26 August 2021
Most specialists soon to lose remote prescribing capabilities
Digital image prescribing will end on 30 September 2021, with the Department of Health mandating the move to electronic prescriptions.
Many rheumatologists will be left in the lurch with some popular practice management software still unable to issue eScripts.
“It’s a constant frustration for our clinic that we can’t use ePrescriptions,” said BJC Health rheumatologist Dr Irwin Lim. “Our vendor, for variety of reasons, has not been prioritised or has not prioritised it.”
A Department of Health spokesperson said “it is disappointing that some software vendors have chosen to delay the roll-out of ePrescribing functionality, despite receiving taxpayer-funded incentive payments.”
However, not all software vendors were included in the government’s incentivised ‘fast-track’ program last year. According to Genie CEO James Scollay, the fast-track program was invitation only and offered better tax-incentives and support than 2021’s offering. “Let’s say we were disappointed not to have been invited,” he said.
Genie software is popular with rheumatologists and services roughly 65% of private specialist in Australia yet does not provide ePrescribing functionality.
Mr Scollay said that Genie “will absolutely deliver” on the ePrescription functionality but could not confirm if that would be before the 30 September. “We’re investing in doing it right,” he said. “We just can’t give a definite date.”
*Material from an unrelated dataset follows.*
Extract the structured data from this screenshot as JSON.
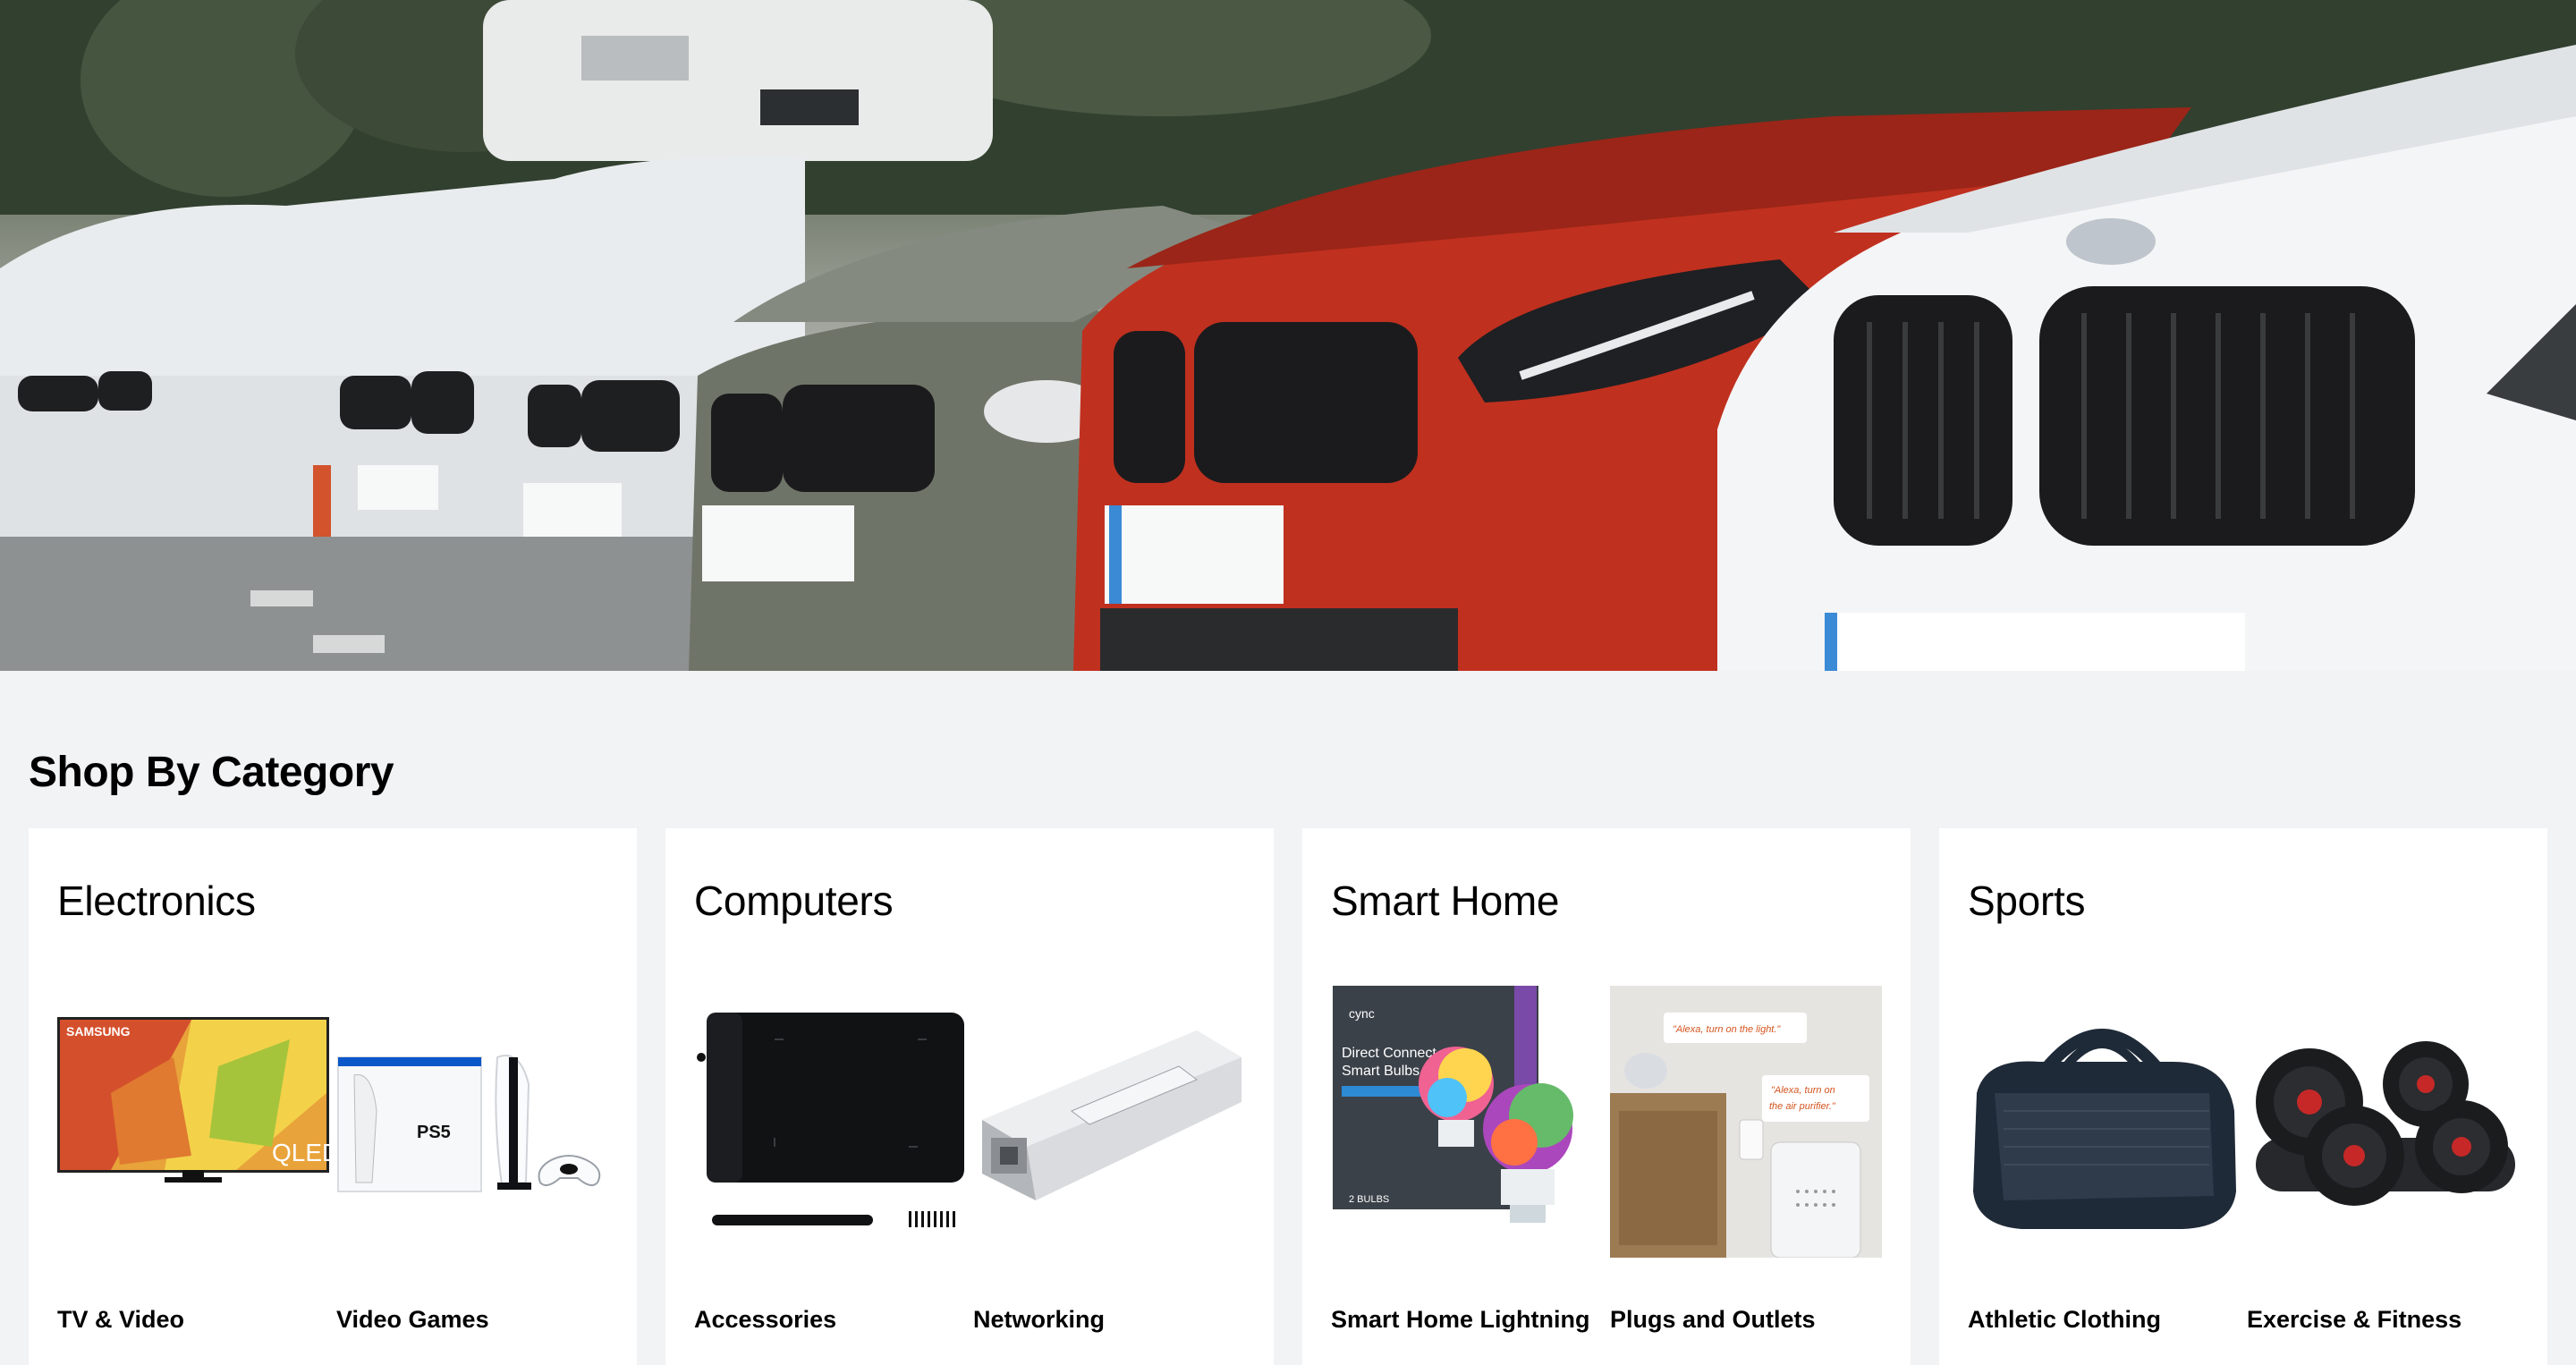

Other vendors such as Audit-4 and Best Practice Software already conform with the national ePrescribing standards. Best Practice Software said on its website that it had issued the first ePrescription in Australia.
The company has also offered a virtual masterclass with Australian Digital Health Agency experts answering common questions about ePrescriptions.
Electronic prescribing, or ePrescribing, requires software to convert a script into a digital token – a QR code. This token is sent to the patient via SMS text, email or via a smartphone app.
This is different image-based scripts – also called digital image prescriptions – which allowed a doctor to send a photo or fax of a paper script to a pharmacy. Digital image scripts were an interim measure introduced to support telehealth during covid.
A Department of Health spokesperson said an original deadline to cease image based scripts was extended six months to September 30 to allow more time for health professionals to get on board.
According to the Department of Health, the new cessation date was communicated extensively, including to the AMA, RACGP, Australian College of Rural and Remote Medicine, Rural Doctors Association of Australia, Australian Indigenous Doctors’ Association and AHPRA.
Australian territories, however, are protected from the deadline under their own legislation but all states must conform within the next five weeks. NSW has one less day with a 29 September compliance date.
Emergency supply arrangements, which existed prior to the covid pandemic, will remain available.
Department of Health factsheets provide extra details on exceptions and state and territory requirements. The Pharmaceutical Society of Australia also issued a summary of changes to digital image prescriptions.
Although the PSA advised that information on regulatory changes is rapidly and constantly changing, the Department of Health appear very certain about this one thing – no more faxing, emailing or texting scripts after 30 September.